Over the last three years, Australia has attracted an average of just 8,453 spectators to ODIs on home soil, compared to 12,385 for T20Is and 20,184 per day for Test cricket over that period.
During their home triangular series in the summer of 2003–04, the last before the introduction of the T20I, Australia attracted an average crowd of 31,685.
But there has been no shortage of interest in India’s showpiece 50-over format event over the last six weeks.
Afghanistan’s surprise sixth-place finish, England’s constant struggles to find form and the Netherlands’ surprise win over South Africa kept the bottom end of the table in sight.
Higher up, India’s unwavering dominance was a spectacle, as was Australia’s recovery from a 0-2 start to qualify for the final on an eight-match winning streak.
But the decision was a throwback to high-quality, exciting ODI cricket.
Australia became the first team to beat India throughout the tournament before Travis Head’s 137-run masterpiece clinched victory in front of 130,000 stunned fans in Ahmedabad.
Cummins believed the quadrennial tournament had the power to continue to keep the ODI format fresh amid concerns over its future.
“Maybe because we won, but I fell in love with ODI again in this World Cup,” Australia’s captain said.
“I think the scenario where every game really counts means something different than just a bilateral (series).
“The World Cup has such a rich history, I am sure it will last for a long time.
“Yes, there have been so many wonderful games, so many wonderful stories in the last few months.

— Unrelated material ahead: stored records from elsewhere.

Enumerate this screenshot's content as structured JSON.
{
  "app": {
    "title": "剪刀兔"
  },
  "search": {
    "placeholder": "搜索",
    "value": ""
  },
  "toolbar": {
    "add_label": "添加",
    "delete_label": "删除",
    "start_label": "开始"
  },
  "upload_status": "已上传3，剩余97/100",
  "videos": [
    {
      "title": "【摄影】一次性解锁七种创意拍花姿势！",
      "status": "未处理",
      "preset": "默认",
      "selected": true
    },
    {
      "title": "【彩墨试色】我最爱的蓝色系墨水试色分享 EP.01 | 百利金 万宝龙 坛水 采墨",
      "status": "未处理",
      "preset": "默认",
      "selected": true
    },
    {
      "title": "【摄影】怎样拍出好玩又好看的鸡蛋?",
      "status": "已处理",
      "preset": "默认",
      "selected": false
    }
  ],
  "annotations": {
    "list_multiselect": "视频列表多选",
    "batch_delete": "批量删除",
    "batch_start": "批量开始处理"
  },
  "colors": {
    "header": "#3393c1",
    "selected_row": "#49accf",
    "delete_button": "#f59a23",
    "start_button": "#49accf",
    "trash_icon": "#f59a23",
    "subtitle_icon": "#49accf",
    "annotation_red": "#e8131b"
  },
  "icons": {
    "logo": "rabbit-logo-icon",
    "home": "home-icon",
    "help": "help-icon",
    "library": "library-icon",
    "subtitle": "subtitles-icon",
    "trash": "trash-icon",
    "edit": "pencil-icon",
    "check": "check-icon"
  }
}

So I think there is definitely a place (for ODI cricket).”
Such was Cummins’ awe at the ODI triumph that he rated it Australia’s best performance of the year before retaining the Ashes in England and winning the World Test Championship.
“The World Test Championship was huge,” he said.
“But an ODI World Cup, I think, is a rich story and the fact of coming to a place like India where the conditions are very different to home.
“It’s pretty tiring, 11 games in five or six weeks, but the way the group stuck together and got the medal, that’s the highlight.”
– With AAP